As motivational speaker Les Brown is quick to point out, “Wherever you are in life, you made an appointment to be there.” Similarly, I often hear people say, “Oh, I don’t know if I can do this. I don’t milk 3,000 cows, or I don’t have the most modern facility.” Author Brendon Burchard, in a recent Facebook presentation, talked about how to overcome the challenging question that many of us face of “Who am I to deserve this?” In this presentation, he provides us with four valid points that we can utilize:
- The very question of “Who am I to deserve this?” leads us to have self-doubt and even self-pity, but that’s OK. Instead of ignoring it, start asking yourself, “What action do I need to take? What do I need to learn? Who do I need to talk with, in order to make this positive improvement?”
- This “Who am I…?” question can also be a cue to develop more self-competency. The key is to begin working on a “learning plan.” None of us are born with complete innate, inborn knowledge of everything, so obtain a mentor to assist you with this. If I can help you, please let me know.

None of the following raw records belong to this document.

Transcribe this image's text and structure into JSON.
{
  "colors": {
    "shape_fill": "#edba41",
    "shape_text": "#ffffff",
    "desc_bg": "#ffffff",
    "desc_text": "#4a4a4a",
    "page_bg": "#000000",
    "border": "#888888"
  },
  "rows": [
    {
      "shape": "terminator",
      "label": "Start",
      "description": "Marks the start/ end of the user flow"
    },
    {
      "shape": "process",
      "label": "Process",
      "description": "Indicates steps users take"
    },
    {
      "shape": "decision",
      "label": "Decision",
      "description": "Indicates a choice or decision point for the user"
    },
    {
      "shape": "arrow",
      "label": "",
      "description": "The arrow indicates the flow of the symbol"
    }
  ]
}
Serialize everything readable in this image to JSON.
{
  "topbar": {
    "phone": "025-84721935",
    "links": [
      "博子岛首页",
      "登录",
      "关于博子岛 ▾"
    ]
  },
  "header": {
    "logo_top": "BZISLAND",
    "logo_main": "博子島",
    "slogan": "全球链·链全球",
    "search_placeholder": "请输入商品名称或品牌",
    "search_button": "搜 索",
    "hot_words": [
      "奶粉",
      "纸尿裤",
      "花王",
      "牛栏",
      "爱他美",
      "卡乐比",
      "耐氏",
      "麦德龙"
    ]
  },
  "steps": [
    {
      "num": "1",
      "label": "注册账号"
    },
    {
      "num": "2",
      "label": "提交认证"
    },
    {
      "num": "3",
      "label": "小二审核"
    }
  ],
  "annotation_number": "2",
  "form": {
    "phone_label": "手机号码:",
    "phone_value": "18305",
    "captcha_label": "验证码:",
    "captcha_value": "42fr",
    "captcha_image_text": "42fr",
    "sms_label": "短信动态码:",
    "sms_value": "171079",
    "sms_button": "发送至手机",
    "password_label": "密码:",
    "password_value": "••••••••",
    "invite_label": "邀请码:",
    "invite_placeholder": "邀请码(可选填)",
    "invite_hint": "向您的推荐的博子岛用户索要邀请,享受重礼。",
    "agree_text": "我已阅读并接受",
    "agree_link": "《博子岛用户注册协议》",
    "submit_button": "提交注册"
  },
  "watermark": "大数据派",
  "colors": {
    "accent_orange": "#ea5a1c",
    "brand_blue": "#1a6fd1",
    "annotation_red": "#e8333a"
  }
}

- Brendon points out that the “Who am I…?” question can also serve as a trigger for what he terms “congruence.” Often, if we really think about it, we need to consider whether our actions are being congruent… or consistent… with our desired plans. In other words, if we want to decrease our cost of supplies/cwt, are we really being congruent in our action? Are we exploring what might be pushing this cost upward? Are we having the difficult conversations with our vendors that may be necessary?
- Finally, Brendon suggests that we never compare ourselves to others. While I believe there is some value to doing that, not only measuring our costs/cwt and comparing them to industry averages, we need to be careful of being tied to these measures as an anchor. Rather, I feel they are starting points to where we can think about making improvements in the operation. Obviously, if you are milking 100 cows in a tie-stall barn, your labor cost/cwt will likely be higher than someone who is milking 3,500 cows in a new rotary milk barn. Far better that you compare against your prior years’ performance and then make changes that work for your operation from the perspective of operations and debt/cow.
The last point I want to leave you with is this. You can make improvement in various cost areas. If you study it, you will no doubt make positive strides to reduce your costs/cwt. That is the very basis of the “Measure it, Understand it, Control it and Improve it” concept. It can apply to any aspect of your business or life!
What action or learning do you need to undertake this week? What will you do differently, going forward?
And here’s my YouTube video on the topic of this article.
Here’s a suggestion for you. Sign up for our new Success Strategies Business Navigator Program. If you are open to learning new concepts and discussing them with other producers, you should take a look at this new program that will start this fall. It’s completely online, freeing you from travel but offering you an opportunity to learn from industry experts in the areas of milk marketing, management, financial analysis & banking/finance. For the value of the milk production of one 85 lb cow for a month, you can enroll in this quarterly workshop program. What have you got to lose? Check it out at:
You won’t regret it. I wish you the very best for a success-filled year! Please contact me at any time at [email protected] or at 209.988.8960.